[5] "An owner is entitled, however, to make a special contract with the broker whereby the latter is required to procure a purchaser willing to pay a particular price or meet specific conditions imposed by the owner. In such cases, if the owner sells the property to a purchaser procured by the broker, but on different terms from those stated in the contract, the broker is not entitled to a commission in the absence of bad faith." (Palmtag v. Danielson (1947) 30 Cal. 2d 517, 521 [183 P.2d 265]; accord: 43 A.L.R. 1111; 9 Cal.Jur.2d, Brokers, § 93, pp. 261-262, § 96, p. 269; Backman v. Guadalupe Realty Co. (1926) 78 Cal. App. 347 [248 P. 296]; Brown v. Mason (1909) 155 Cal. 155 [99 P. 867, 21 L.R.A. N.S. 328].)

The sale of the land was made at a figure more than $100,000 less than that specified in the option. The sale was made on terms, rather than in cash as arguably was required by the option. There is no contention of bad faith. There was testimony by Nomellini in the record that the land in question at the time of the lease was in poor condition, and would only be worth $500 per acre if Nomellini worked the land for the term provided in the lease.
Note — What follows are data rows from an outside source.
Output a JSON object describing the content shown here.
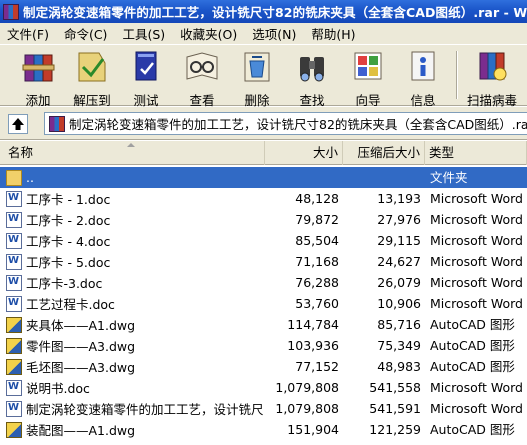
{
  "window": {
    "title": "制定涡轮变速箱零件的加工工艺，设计铣尺寸82的铣床夹具（全套含CAD图纸）.rar - WinRAR"
  },
  "menu": [
    {
      "label": "文件(F)"
    },
    {
      "label": "命令(C)"
    },
    {
      "label": "工具(S)"
    },
    {
      "label": "收藏夹(O)"
    },
    {
      "label": "选项(N)"
    },
    {
      "label": "帮助(H)"
    }
  ],
  "toolbar": [
    {
      "label": "添加",
      "icon": "add-books-icon"
    },
    {
      "label": "解压到",
      "icon": "extract-folder-icon"
    },
    {
      "label": "测试",
      "icon": "test-book-icon"
    },
    {
      "label": "查看",
      "icon": "view-glasses-icon"
    },
    {
      "label": "删除",
      "icon": "delete-icon"
    },
    {
      "label": "查找",
      "icon": "find-binoculars-icon"
    },
    {
      "label": "向导",
      "icon": "wizard-icon"
    },
    {
      "label": "信息",
      "icon": "info-icon"
    },
    {
      "label": "扫描病毒",
      "icon": "scan-virus-icon"
    }
  ],
  "address": {
    "path": "制定涡轮变速箱零件的加工工艺，设计铣尺寸82的铣床夹具（全套含CAD图纸）.rar"
  },
  "columns": {
    "name": "名称",
    "size": "大小",
    "packed": "压缩后大小",
    "type": "类型"
  },
  "files": [
    {
      "name": "..",
      "size": "",
      "packed": "",
      "type": "文件夹",
      "icon": "folder-up-icon",
      "selected": true
    },
    {
      "name": "工序卡 - 1.doc",
      "size": "48,128",
      "packed": "13,193",
      "type": "Microsoft Word",
      "icon": "word-doc-icon"
    },
    {
      "name": "工序卡 - 2.doc",
      "size": "79,872",
      "packed": "27,976",
      "type": "Microsoft Word",
      "icon": "word-doc-icon"
    },
    {
      "name": "工序卡 - 4.doc",
      "size": "85,504",
      "packed": "29,115",
      "type": "Microsoft Word",
      "icon": "word-doc-icon"
    },
    {
      "name": "工序卡 - 5.doc",
      "size": "71,168",
      "packed": "24,627",
      "type": "Microsoft Word",
      "icon": "word-doc-icon"
    },
    {
      "name": "工序卡-3.doc",
      "size": "76,288",
      "packed": "26,079",
      "type": "Microsoft Word",
      "icon": "word-doc-icon"
    },
    {
      "name": "工艺过程卡.doc",
      "size": "53,760",
      "packed": "10,906",
      "type": "Microsoft Word",
      "icon": "word-doc-icon"
    },
    {
      "name": "夹具体——A1.dwg",
      "size": "114,784",
      "packed": "85,716",
      "type": "AutoCAD 图形",
      "icon": "autocad-dwg-icon"
    },
    {
      "name": "零件图——A3.dwg",
      "size": "103,936",
      "packed": "75,349",
      "type": "AutoCAD 图形",
      "icon": "autocad-dwg-icon"
    },
    {
      "name": "毛坯图——A3.dwg",
      "size": "77,152",
      "packed": "48,983",
      "type": "AutoCAD 图形",
      "icon": "autocad-dwg-icon"
    },
    {
      "name": "说明书.doc",
      "size": "1,079,808",
      "packed": "541,558",
      "type": "Microsoft Word",
      "icon": "word-doc-icon"
    },
    {
      "name": "制定涡轮变速箱零件的加工工艺，设计铣尺...",
      "size": "1,079,808",
      "packed": "541,591",
      "type": "Microsoft Word",
      "icon": "word-doc-icon"
    },
    {
      "name": "装配图——A1.dwg",
      "size": "151,904",
      "packed": "121,259",
      "type": "AutoCAD 图形",
      "icon": "autocad-dwg-icon"
    }
  ]
}
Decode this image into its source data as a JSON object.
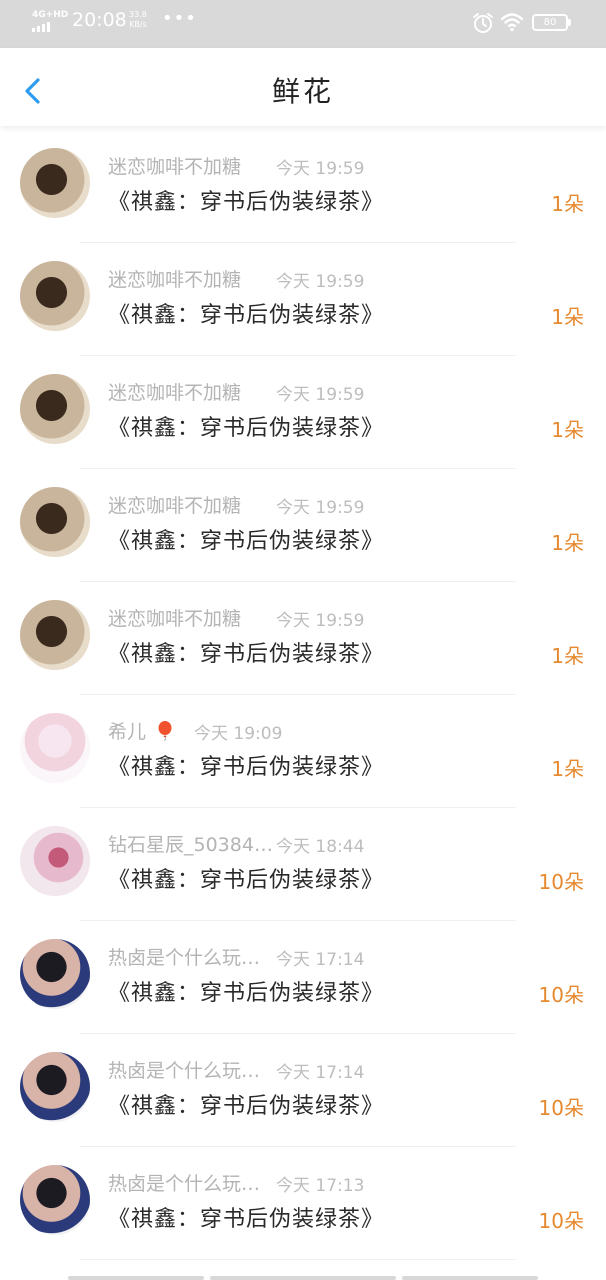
{
  "status_bar": {
    "network": "4G+HD",
    "time": "20:08",
    "speed_value": "33.8",
    "speed_unit": "KB/s",
    "dots": "•••",
    "battery": "80"
  },
  "header": {
    "title": "鲜花"
  },
  "list": [
    {
      "name": "迷恋咖啡不加糖",
      "time": "今天 19:59",
      "book": "《祺鑫：穿书后伪装绿茶》",
      "count": "1朵",
      "avatar": "av-brown"
    },
    {
      "name": "迷恋咖啡不加糖",
      "time": "今天 19:59",
      "book": "《祺鑫：穿书后伪装绿茶》",
      "count": "1朵",
      "avatar": "av-brown"
    },
    {
      "name": "迷恋咖啡不加糖",
      "time": "今天 19:59",
      "book": "《祺鑫：穿书后伪装绿茶》",
      "count": "1朵",
      "avatar": "av-brown"
    },
    {
      "name": "迷恋咖啡不加糖",
      "time": "今天 19:59",
      "book": "《祺鑫：穿书后伪装绿茶》",
      "count": "1朵",
      "avatar": "av-brown"
    },
    {
      "name": "迷恋咖啡不加糖",
      "time": "今天 19:59",
      "book": "《祺鑫：穿书后伪装绿茶》",
      "count": "1朵",
      "avatar": "av-brown"
    },
    {
      "name": "希儿",
      "time": "今天 19:09",
      "book": "《祺鑫：穿书后伪装绿茶》",
      "count": "1朵",
      "avatar": "av-anime",
      "balloon": true
    },
    {
      "name": "钻石星辰_50384…",
      "time": "今天 18:44",
      "book": "《祺鑫：穿书后伪装绿茶》",
      "count": "10朵",
      "avatar": "av-anime2"
    },
    {
      "name": "热卤是个什么玩…",
      "time": "今天 17:14",
      "book": "《祺鑫：穿书后伪装绿茶》",
      "count": "10朵",
      "avatar": "av-boy"
    },
    {
      "name": "热卤是个什么玩…",
      "time": "今天 17:14",
      "book": "《祺鑫：穿书后伪装绿茶》",
      "count": "10朵",
      "avatar": "av-boy"
    },
    {
      "name": "热卤是个什么玩…",
      "time": "今天 17:13",
      "book": "《祺鑫：穿书后伪装绿茶》",
      "count": "10朵",
      "avatar": "av-boy"
    }
  ],
  "colors": {
    "accent_back": "#2e9df0",
    "count_orange": "#e6892f",
    "status_bar_bg": "#d9d9d9"
  }
}
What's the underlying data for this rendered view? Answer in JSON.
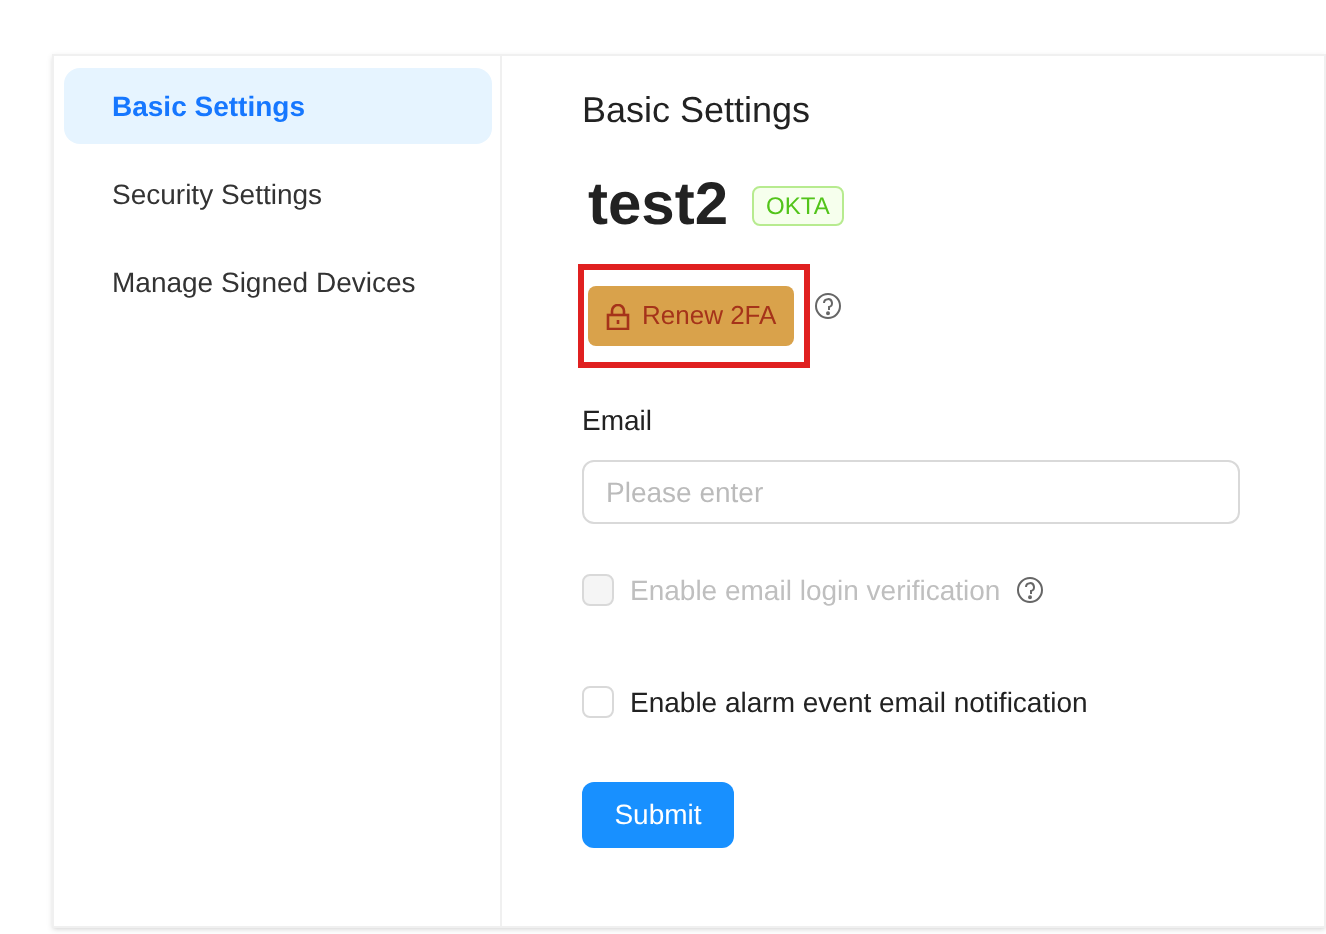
{
  "sidebar": {
    "items": [
      {
        "label": "Basic Settings",
        "selected": true
      },
      {
        "label": "Security Settings",
        "selected": false
      },
      {
        "label": "Manage Signed Devices",
        "selected": false
      }
    ]
  },
  "content": {
    "title": "Basic Settings",
    "username": "test2",
    "tag": "OKTA",
    "renew_button": "Renew 2FA",
    "email": {
      "label": "Email",
      "placeholder": "Please enter"
    },
    "options": [
      {
        "label": "Enable email login verification",
        "checked": false,
        "disabled": true,
        "help": true
      },
      {
        "label": "Enable alarm event email notification",
        "checked": false,
        "disabled": false,
        "help": false
      }
    ],
    "submit": "Submit"
  }
}
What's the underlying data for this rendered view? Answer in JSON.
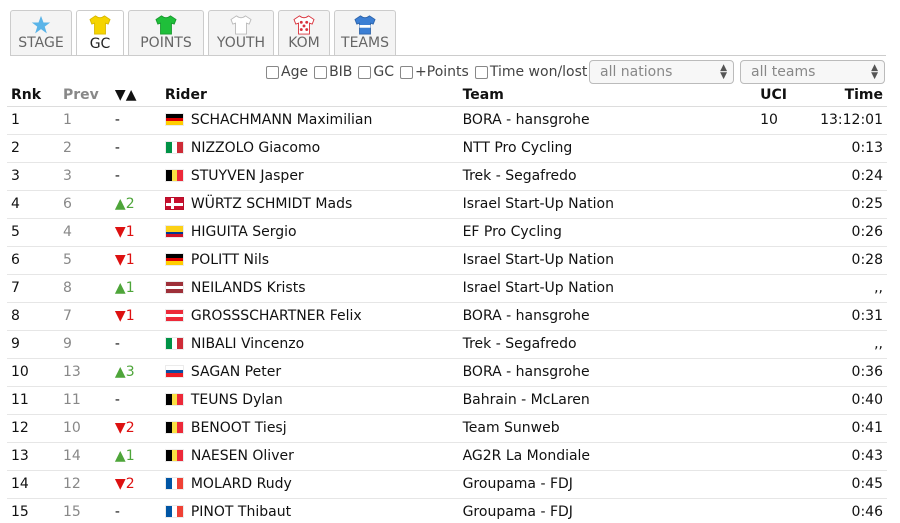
{
  "tabs": [
    {
      "label": "STAGE",
      "icon": "star-icon",
      "color": "#5ab4e8",
      "active": false
    },
    {
      "label": "GC",
      "icon": "yellow-jersey-icon",
      "color": "#f5d400",
      "active": true
    },
    {
      "label": "POINTS",
      "icon": "green-jersey-icon",
      "color": "#1fbf3a",
      "active": false
    },
    {
      "label": "YOUTH",
      "icon": "white-jersey-icon",
      "color": "#ffffff",
      "active": false
    },
    {
      "label": "KOM",
      "icon": "polka-dot-jersey-icon",
      "color": "#d9323c",
      "active": false
    },
    {
      "label": "TEAMS",
      "icon": "team-jersey-icon",
      "color": "#3c7fd4",
      "active": false
    }
  ],
  "filters": {
    "checkboxes": [
      "Age",
      "BIB",
      "GC",
      "+Points",
      "Time won/lost"
    ],
    "nations_select": "all nations",
    "teams_select": "all teams"
  },
  "table": {
    "headers": {
      "rnk": "Rnk",
      "prev": "Prev",
      "diff": "▼▲",
      "rider": "Rider",
      "team": "Team",
      "uci": "UCI",
      "time": "Time"
    },
    "rows": [
      {
        "rnk": "1",
        "prev": "1",
        "diff": "-",
        "dir": "",
        "flag": "de",
        "rider": "SCHACHMANN Maximilian",
        "team": "BORA - hansgrohe",
        "uci": "10",
        "time": "13:12:01"
      },
      {
        "rnk": "2",
        "prev": "2",
        "diff": "-",
        "dir": "",
        "flag": "it",
        "rider": "NIZZOLO Giacomo",
        "team": "NTT Pro Cycling",
        "uci": "",
        "time": "0:13"
      },
      {
        "rnk": "3",
        "prev": "3",
        "diff": "-",
        "dir": "",
        "flag": "be",
        "rider": "STUYVEN Jasper",
        "team": "Trek - Segafredo",
        "uci": "",
        "time": "0:24"
      },
      {
        "rnk": "4",
        "prev": "6",
        "diff": "▲2",
        "dir": "up",
        "flag": "dk",
        "rider": "WÜRTZ SCHMIDT Mads",
        "team": "Israel Start-Up Nation",
        "uci": "",
        "time": "0:25"
      },
      {
        "rnk": "5",
        "prev": "4",
        "diff": "▼1",
        "dir": "down",
        "flag": "co",
        "rider": "HIGUITA Sergio",
        "team": "EF Pro Cycling",
        "uci": "",
        "time": "0:26"
      },
      {
        "rnk": "6",
        "prev": "5",
        "diff": "▼1",
        "dir": "down",
        "flag": "de",
        "rider": "POLITT Nils",
        "team": "Israel Start-Up Nation",
        "uci": "",
        "time": "0:28"
      },
      {
        "rnk": "7",
        "prev": "8",
        "diff": "▲1",
        "dir": "up",
        "flag": "lv",
        "rider": "NEILANDS Krists",
        "team": "Israel Start-Up Nation",
        "uci": "",
        "time": ",,"
      },
      {
        "rnk": "8",
        "prev": "7",
        "diff": "▼1",
        "dir": "down",
        "flag": "at",
        "rider": "GROSSSCHARTNER Felix",
        "team": "BORA - hansgrohe",
        "uci": "",
        "time": "0:31"
      },
      {
        "rnk": "9",
        "prev": "9",
        "diff": "-",
        "dir": "",
        "flag": "it",
        "rider": "NIBALI Vincenzo",
        "team": "Trek - Segafredo",
        "uci": "",
        "time": ",,"
      },
      {
        "rnk": "10",
        "prev": "13",
        "diff": "▲3",
        "dir": "up",
        "flag": "sk",
        "rider": "SAGAN Peter",
        "team": "BORA - hansgrohe",
        "uci": "",
        "time": "0:36"
      },
      {
        "rnk": "11",
        "prev": "11",
        "diff": "-",
        "dir": "",
        "flag": "be",
        "rider": "TEUNS Dylan",
        "team": "Bahrain - McLaren",
        "uci": "",
        "time": "0:40"
      },
      {
        "rnk": "12",
        "prev": "10",
        "diff": "▼2",
        "dir": "down",
        "flag": "be",
        "rider": "BENOOT Tiesj",
        "team": "Team Sunweb",
        "uci": "",
        "time": "0:41"
      },
      {
        "rnk": "13",
        "prev": "14",
        "diff": "▲1",
        "dir": "up",
        "flag": "be",
        "rider": "NAESEN Oliver",
        "team": "AG2R La Mondiale",
        "uci": "",
        "time": "0:43"
      },
      {
        "rnk": "14",
        "prev": "12",
        "diff": "▼2",
        "dir": "down",
        "flag": "fr",
        "rider": "MOLARD Rudy",
        "team": "Groupama - FDJ",
        "uci": "",
        "time": "0:45"
      },
      {
        "rnk": "15",
        "prev": "15",
        "diff": "-",
        "dir": "",
        "flag": "fr",
        "rider": "PINOT Thibaut",
        "team": "Groupama - FDJ",
        "uci": "",
        "time": "0:46"
      }
    ]
  },
  "colors": {
    "up": "#4ea53a",
    "down": "#dd1111"
  }
}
Hence it cannot be said that the reason the option was not exercised in accordance with its terms was to prevent the broker from getting a commission. The court would not be justified, under the circumstances here, in order to protect the broker's commission, to find that the option had been exercised. The court found that the parties to the sale acted in good faith.

Plaintiff cites 46 American Law Reports 2d 848, and other authorities to the effect that where real property is placed in the hands of a broker for sale or lease, and a sale or lease is brought about through him as a procuring cause, he is entitled to a commission on the sale or lease even though the [223 Cal. App. 2d 315] final negotiations are conducted through the owner, who, in order to make a sale or lease, accepts a price less than that stipulated to the owner. That principle is not applicable where, as here, an option to purchase is given, and the broker's right to a commission is by the agreement of the parties expressly made contingent upon the sale being made for a specified price. In such event, the broker must show that the sale was made for the price specified. As the sale here was not made either for the price specified nor upon the terms implied, plaintiff may not recover.

2. Parol Evidence.

[6] Plaintiff Williams sought to introduce evidence as to the meaning of the provisions relating to his commission. This was excluded by the trial court as a violation of the parol evidence rule. The provisions are clear upon their face. Plaintiff has not shown any way in which the provisions are ambiguous. The only purpose of the evidence sought to be introduced was to alter the plain meaning of the provisions. The evidence proffered was properly excluded. (See Code Civ. Proc., § 1856; Civ. Code, § 1625; McBaine, California Evidence Manual (2d ed.) § 1175, p. 416; § 1132, p. 389; cf. §§ 1172-1173, pp. 407, 411; Parker v. Meneley (1951) 106 Cal. App. 2d 391, 399 [235 P.2d 101].)

The judgment is affirmed.

Sullivan, J., and Molinari, J., concurred.

FN 1. Referred to herein as the bank.

FN 2. Said agreement will be referred to herein as the Nomellini agreement.

This site is protected by reCAPTCHA and the Google Privacy Policy and Terms of Service apply.